Victims need more help and protection – Encouraging words must be followed by actions (Press Release)
On Monday – on the occasion of the International Day for the Elimination of Sexual Violence in Conflict (June 19) – the Society for Threatened Peoples (STP) demanded the international community to show more effort to protect women and girls in armed conflicts. “All the beautiful words and resolutions of the United Nations won’t help if the victims of sexual violence aren’t actually protected and if the perpetrators remain unpunished, as in Darfur in the West of Sudan, in Iraq, or in the Philippines, for example”, explained Ulrich Delius, the STP’s Director, in Göttingen.

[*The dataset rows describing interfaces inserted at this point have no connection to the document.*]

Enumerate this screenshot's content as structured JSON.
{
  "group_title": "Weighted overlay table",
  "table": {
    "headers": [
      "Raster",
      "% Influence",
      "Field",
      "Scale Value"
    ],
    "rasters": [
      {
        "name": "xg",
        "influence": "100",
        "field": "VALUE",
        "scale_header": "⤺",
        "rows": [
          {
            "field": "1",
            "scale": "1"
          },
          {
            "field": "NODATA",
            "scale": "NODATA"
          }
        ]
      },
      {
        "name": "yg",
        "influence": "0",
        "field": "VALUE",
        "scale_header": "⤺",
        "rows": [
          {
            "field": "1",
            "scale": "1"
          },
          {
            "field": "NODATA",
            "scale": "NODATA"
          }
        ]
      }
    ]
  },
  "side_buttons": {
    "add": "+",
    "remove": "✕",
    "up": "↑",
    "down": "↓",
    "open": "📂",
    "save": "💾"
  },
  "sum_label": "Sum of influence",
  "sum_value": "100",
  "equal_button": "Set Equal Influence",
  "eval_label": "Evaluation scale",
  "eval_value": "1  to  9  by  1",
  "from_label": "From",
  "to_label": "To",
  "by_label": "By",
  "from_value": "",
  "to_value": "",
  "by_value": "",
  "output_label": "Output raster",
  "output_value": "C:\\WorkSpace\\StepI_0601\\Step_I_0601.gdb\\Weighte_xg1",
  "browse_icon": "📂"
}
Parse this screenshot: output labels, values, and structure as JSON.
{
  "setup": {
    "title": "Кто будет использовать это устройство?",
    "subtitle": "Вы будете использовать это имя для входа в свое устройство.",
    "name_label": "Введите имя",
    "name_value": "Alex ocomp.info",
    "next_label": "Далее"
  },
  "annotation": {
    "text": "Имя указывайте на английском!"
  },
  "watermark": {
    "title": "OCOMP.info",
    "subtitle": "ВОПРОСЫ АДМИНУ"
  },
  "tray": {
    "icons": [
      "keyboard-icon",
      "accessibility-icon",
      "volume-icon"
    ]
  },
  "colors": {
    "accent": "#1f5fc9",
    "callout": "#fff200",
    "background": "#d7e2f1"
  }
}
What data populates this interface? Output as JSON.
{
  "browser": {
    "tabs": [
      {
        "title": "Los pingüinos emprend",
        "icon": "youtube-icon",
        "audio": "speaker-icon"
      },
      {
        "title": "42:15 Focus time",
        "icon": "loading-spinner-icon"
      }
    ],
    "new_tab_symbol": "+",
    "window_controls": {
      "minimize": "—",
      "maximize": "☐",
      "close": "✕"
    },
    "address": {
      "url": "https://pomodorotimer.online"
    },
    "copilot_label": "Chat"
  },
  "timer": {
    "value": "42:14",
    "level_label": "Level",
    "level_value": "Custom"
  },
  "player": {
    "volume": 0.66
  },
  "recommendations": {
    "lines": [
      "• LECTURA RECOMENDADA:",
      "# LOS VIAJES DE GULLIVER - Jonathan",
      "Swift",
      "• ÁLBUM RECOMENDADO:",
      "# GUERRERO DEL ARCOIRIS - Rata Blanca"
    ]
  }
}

The human rights activist emphasized that the number of blue helmets in Darfur should not be reduced, or else refugees and the village communities will be exposed to even greater dangers. On June 27, 2017, the World Security Council will most probably decide to reduce the number of UN soldiers in Darfur by 30 percent – and the African Union is even planning to withdraw 44 percent of its military personnel from UNAMID, the joint peace mission with the UN. Organizations of the more than two million Darfur refugees and lawyers from western Sudan have criticized the plans because the civilian population will not be safe, as women and girls are frequently abducted by militiamen. There are many cases of rape.
Delius also mentioned the tragic fate of the more than 1,800 Yazidi women in Iraq who were abducted by the terrorist organization “Islamic State” and are abused as sex slaves. “The abducted women are victims of genocide, and they must not be forgotten. There must be more efforts to set them free – as soon as possible,” the STP’s Director demanded.
“There should have been more criticism from the international community in May 2017, when Duterte, the President of the Philippines, incited the soldiers and militiamen to commit sexual violence against the civilian population,” Delius said. “The indigenous Lumad have repeatedly become victims of militiamen and soldiers.”
The STP also criticized the position the German federal government. “If one is serious about condemning sexual violence in conflicts, one should not invite the commander-in-chief of Burma’s army to Germany a few weeks after the UN accused his soldiers of committing mass rape against the Rohingya people in Rakhine state.” General Aung Hlaing had visited Germany in April 2017.
Header Photo: MINUSMA via Flickr